Call me crazy, but I don’t know how to ski, so getting onto an Alaskan survival competition show isn’t #1 on my list of things to do today. I wouldn’t enter a surfing competition if I couldn’t swim, either. I mean, who wakes up one day and thinks, “Gee, I have no skills or experience with winter sports, or cold weather survival, but I’m gonna go be on Ultimate Survival Alaska”? Apparently, professional kayak-er and southern cliché, Cluck.
Now, when Dallas claims he has no skills on skis, I believe that as much as I believe Daniel can’t rappel down a 200 foot cliff. Dallas at least has basic cross country skills that he busts out when he’s training the dog teams. Buuuuuut, if that’s the way they want to play it…
The story they’re telling about Daniel is that he was selected from an open casting call. I’m thinking the casting directors asked everyone “Name the stupidest, most dangerous thing you could do in Alaska.” Daniel’s answer had to be, “Crawl into a brown bear’s den, to see if the bear is inside”. Because that’s naturally the first thing you do, when you come across a bear den in spring, despite the fact your two teammates tell you not to do something so idiotic.
As the second leg draws to a close, I find that I’m feeling very betrayed and disillusioned. First, Girl Scout merit badges. Then, SCUBA certification. I’ve spent decades believing that navigation required tools, such as a map, and a compass. Now, I learn from Cluck that correct navigation requires an aura of the appropriate color! I’m lucky I’ve survived this long, cause I have no idea if my aura is correctly colored! I’ve been misled…lied to! Kasha and Cluck have perfect navigational auras, but Cluck says Sweenie’s aura is the wrong color. Now we know what’s been holding back the Lower 48 team! Now we know why there’s so much discord, and why they’re struggling. It’s all because Sweenie’s aura is the wrong color!
Endurance must have matching, correctly colored auras, as well as properly aligned chakras, because they won the second leg as well. Their prize was chocolate!
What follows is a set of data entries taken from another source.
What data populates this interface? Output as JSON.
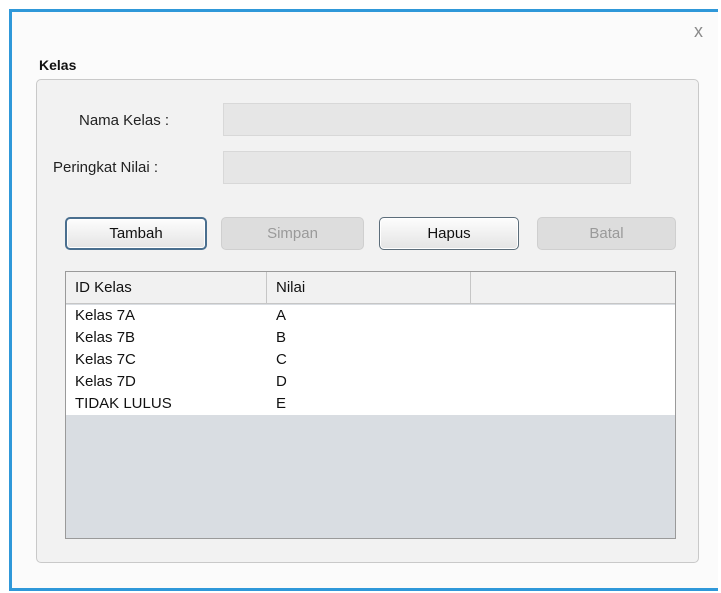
{
  "dialog": {
    "title": "Kelas",
    "close_label": "x"
  },
  "form": {
    "nama_kelas_label": "Nama Kelas :",
    "nama_kelas_value": "",
    "peringkat_label": "Peringkat Nilai :",
    "peringkat_value": ""
  },
  "buttons": {
    "tambah": "Tambah",
    "simpan": "Simpan",
    "hapus": "Hapus",
    "batal": "Batal"
  },
  "table": {
    "columns": [
      "ID Kelas",
      "Nilai",
      ""
    ],
    "rows": [
      [
        "Kelas 7A",
        "A"
      ],
      [
        "Kelas 7B",
        "B"
      ],
      [
        "Kelas 7C",
        "C"
      ],
      [
        "Kelas 7D",
        "D"
      ],
      [
        "TIDAK LULUS",
        "E"
      ]
    ]
  }
}
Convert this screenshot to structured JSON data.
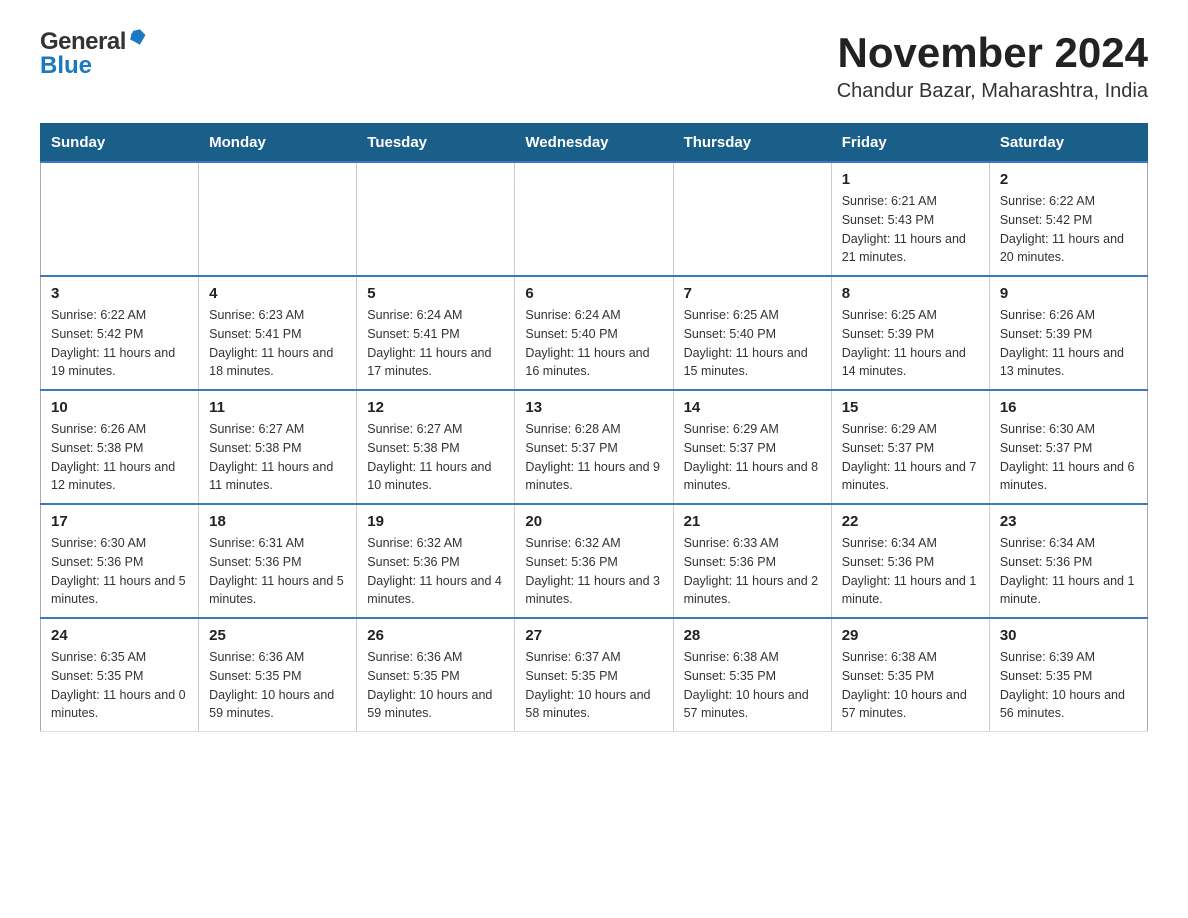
{
  "header": {
    "logo_general": "General",
    "logo_blue": "Blue",
    "title": "November 2024",
    "subtitle": "Chandur Bazar, Maharashtra, India"
  },
  "calendar": {
    "days_of_week": [
      "Sunday",
      "Monday",
      "Tuesday",
      "Wednesday",
      "Thursday",
      "Friday",
      "Saturday"
    ],
    "weeks": [
      [
        {
          "day": "",
          "info": ""
        },
        {
          "day": "",
          "info": ""
        },
        {
          "day": "",
          "info": ""
        },
        {
          "day": "",
          "info": ""
        },
        {
          "day": "",
          "info": ""
        },
        {
          "day": "1",
          "info": "Sunrise: 6:21 AM\nSunset: 5:43 PM\nDaylight: 11 hours and 21 minutes."
        },
        {
          "day": "2",
          "info": "Sunrise: 6:22 AM\nSunset: 5:42 PM\nDaylight: 11 hours and 20 minutes."
        }
      ],
      [
        {
          "day": "3",
          "info": "Sunrise: 6:22 AM\nSunset: 5:42 PM\nDaylight: 11 hours and 19 minutes."
        },
        {
          "day": "4",
          "info": "Sunrise: 6:23 AM\nSunset: 5:41 PM\nDaylight: 11 hours and 18 minutes."
        },
        {
          "day": "5",
          "info": "Sunrise: 6:24 AM\nSunset: 5:41 PM\nDaylight: 11 hours and 17 minutes."
        },
        {
          "day": "6",
          "info": "Sunrise: 6:24 AM\nSunset: 5:40 PM\nDaylight: 11 hours and 16 minutes."
        },
        {
          "day": "7",
          "info": "Sunrise: 6:25 AM\nSunset: 5:40 PM\nDaylight: 11 hours and 15 minutes."
        },
        {
          "day": "8",
          "info": "Sunrise: 6:25 AM\nSunset: 5:39 PM\nDaylight: 11 hours and 14 minutes."
        },
        {
          "day": "9",
          "info": "Sunrise: 6:26 AM\nSunset: 5:39 PM\nDaylight: 11 hours and 13 minutes."
        }
      ],
      [
        {
          "day": "10",
          "info": "Sunrise: 6:26 AM\nSunset: 5:38 PM\nDaylight: 11 hours and 12 minutes."
        },
        {
          "day": "11",
          "info": "Sunrise: 6:27 AM\nSunset: 5:38 PM\nDaylight: 11 hours and 11 minutes."
        },
        {
          "day": "12",
          "info": "Sunrise: 6:27 AM\nSunset: 5:38 PM\nDaylight: 11 hours and 10 minutes."
        },
        {
          "day": "13",
          "info": "Sunrise: 6:28 AM\nSunset: 5:37 PM\nDaylight: 11 hours and 9 minutes."
        },
        {
          "day": "14",
          "info": "Sunrise: 6:29 AM\nSunset: 5:37 PM\nDaylight: 11 hours and 8 minutes."
        },
        {
          "day": "15",
          "info": "Sunrise: 6:29 AM\nSunset: 5:37 PM\nDaylight: 11 hours and 7 minutes."
        },
        {
          "day": "16",
          "info": "Sunrise: 6:30 AM\nSunset: 5:37 PM\nDaylight: 11 hours and 6 minutes."
        }
      ],
      [
        {
          "day": "17",
          "info": "Sunrise: 6:30 AM\nSunset: 5:36 PM\nDaylight: 11 hours and 5 minutes."
        },
        {
          "day": "18",
          "info": "Sunrise: 6:31 AM\nSunset: 5:36 PM\nDaylight: 11 hours and 5 minutes."
        },
        {
          "day": "19",
          "info": "Sunrise: 6:32 AM\nSunset: 5:36 PM\nDaylight: 11 hours and 4 minutes."
        },
        {
          "day": "20",
          "info": "Sunrise: 6:32 AM\nSunset: 5:36 PM\nDaylight: 11 hours and 3 minutes."
        },
        {
          "day": "21",
          "info": "Sunrise: 6:33 AM\nSunset: 5:36 PM\nDaylight: 11 hours and 2 minutes."
        },
        {
          "day": "22",
          "info": "Sunrise: 6:34 AM\nSunset: 5:36 PM\nDaylight: 11 hours and 1 minute."
        },
        {
          "day": "23",
          "info": "Sunrise: 6:34 AM\nSunset: 5:36 PM\nDaylight: 11 hours and 1 minute."
        }
      ],
      [
        {
          "day": "24",
          "info": "Sunrise: 6:35 AM\nSunset: 5:35 PM\nDaylight: 11 hours and 0 minutes."
        },
        {
          "day": "25",
          "info": "Sunrise: 6:36 AM\nSunset: 5:35 PM\nDaylight: 10 hours and 59 minutes."
        },
        {
          "day": "26",
          "info": "Sunrise: 6:36 AM\nSunset: 5:35 PM\nDaylight: 10 hours and 59 minutes."
        },
        {
          "day": "27",
          "info": "Sunrise: 6:37 AM\nSunset: 5:35 PM\nDaylight: 10 hours and 58 minutes."
        },
        {
          "day": "28",
          "info": "Sunrise: 6:38 AM\nSunset: 5:35 PM\nDaylight: 10 hours and 57 minutes."
        },
        {
          "day": "29",
          "info": "Sunrise: 6:38 AM\nSunset: 5:35 PM\nDaylight: 10 hours and 57 minutes."
        },
        {
          "day": "30",
          "info": "Sunrise: 6:39 AM\nSunset: 5:35 PM\nDaylight: 10 hours and 56 minutes."
        }
      ]
    ]
  }
}
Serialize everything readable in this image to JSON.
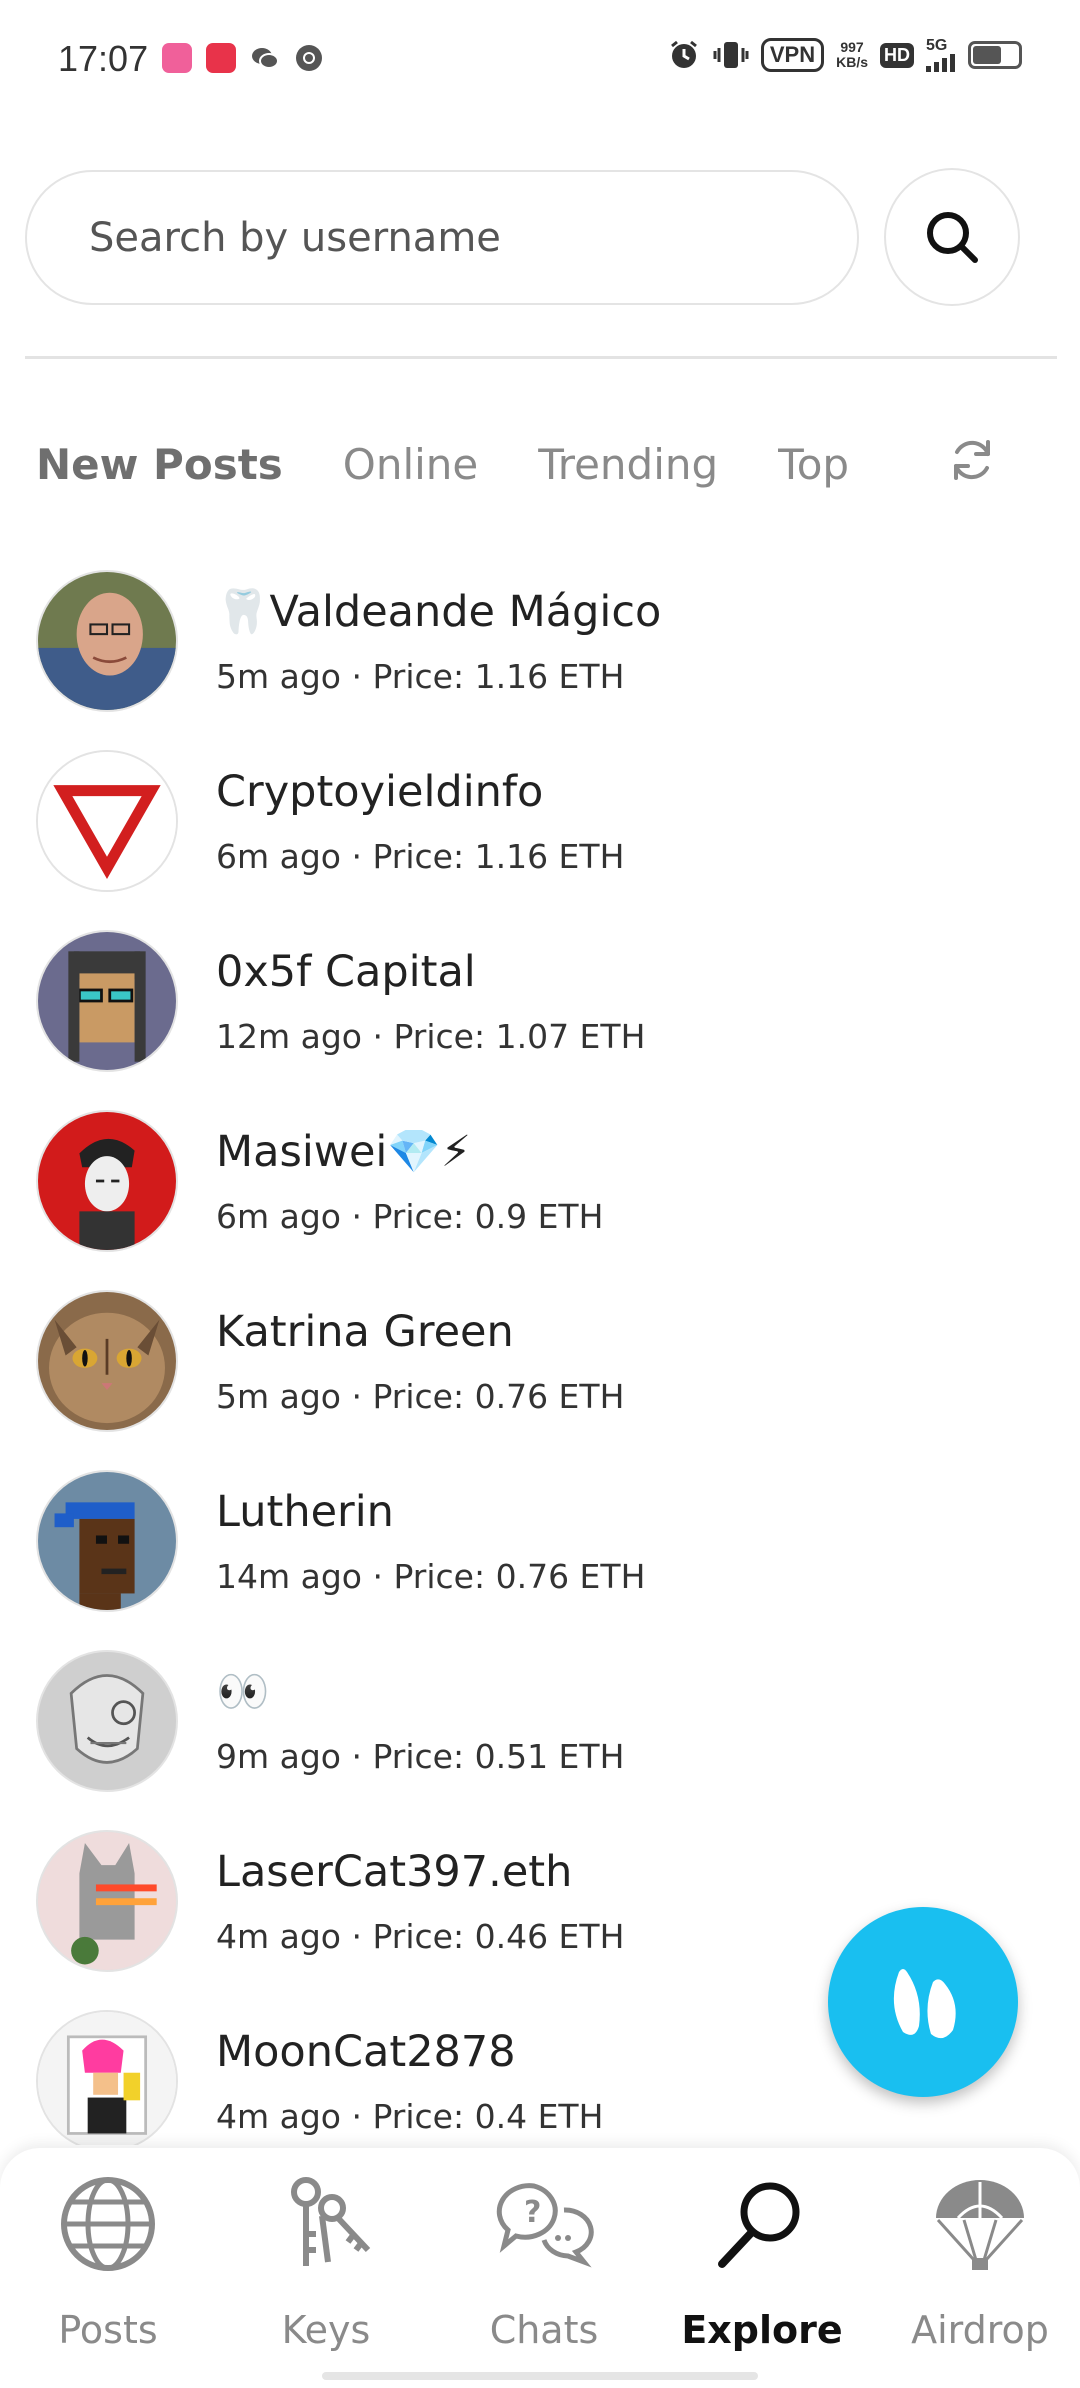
{
  "status_bar": {
    "time": "17:07",
    "notification_icons": [
      "lofter-app-icon",
      "xiaohongshu-app-icon",
      "wechat-icon",
      "chrome-icon"
    ],
    "vpn_label": "VPN",
    "net_speed_value": "997",
    "net_speed_unit": "KB/s",
    "hd_label": "HD",
    "network_label": "5G",
    "battery_level": 0.64
  },
  "search": {
    "placeholder": "Search by username"
  },
  "tabs": [
    {
      "label": "New Posts",
      "active": true
    },
    {
      "label": "Online",
      "active": false
    },
    {
      "label": "Trending",
      "active": false
    },
    {
      "label": "Top",
      "active": false
    }
  ],
  "posts": [
    {
      "name": "🦷Valdeande Mágico",
      "time": "5m ago",
      "price": "Price: 1.16 ETH"
    },
    {
      "name": "Cryptoyieldinfo",
      "time": "6m ago",
      "price": "Price: 1.16 ETH"
    },
    {
      "name": "0x5f Capital",
      "time": "12m ago",
      "price": "Price: 1.07 ETH"
    },
    {
      "name": "Masiwei💎⚡",
      "time": "6m ago",
      "price": "Price: 0.9 ETH"
    },
    {
      "name": "Katrina Green",
      "time": "5m ago",
      "price": "Price: 0.76 ETH"
    },
    {
      "name": "Lutherin",
      "time": "14m ago",
      "price": "Price: 0.76 ETH"
    },
    {
      "name": "👀",
      "time": "9m ago",
      "price": "Price: 0.51 ETH"
    },
    {
      "name": "LaserCat397.eth",
      "time": "4m ago",
      "price": "Price: 0.46 ETH"
    },
    {
      "name": "MoonCat2878",
      "time": "4m ago",
      "price": "Price: 0.4 ETH"
    }
  ],
  "meta_separator": " · ",
  "bottom_nav": [
    {
      "label": "Posts",
      "icon": "globe-icon",
      "active": false
    },
    {
      "label": "Keys",
      "icon": "keys-icon",
      "active": false
    },
    {
      "label": "Chats",
      "icon": "chat-bubbles-icon",
      "active": false
    },
    {
      "label": "Explore",
      "icon": "magnifier-icon",
      "active": true
    },
    {
      "label": "Airdrop",
      "icon": "parachute-icon",
      "active": false
    }
  ],
  "colors": {
    "fab": "#19bff0",
    "tab_inactive": "#8a8a8a",
    "tab_active": "#6f6f6f",
    "nav_active": "#111111",
    "nav_inactive": "#8a8a8a"
  }
}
It’s hard to go wrong with chocolate!
With 2 legs down, and 11 legs to go, team standings are as follows-
Lower 48 0
Falls through ice 1
Gratuitous removal of clothing 1
“Near Death” experiences 5
Fist fights 0
Pointless risks taken 1
Obvious displays of stupidity 2
Keywords: Week #1 COMPETITION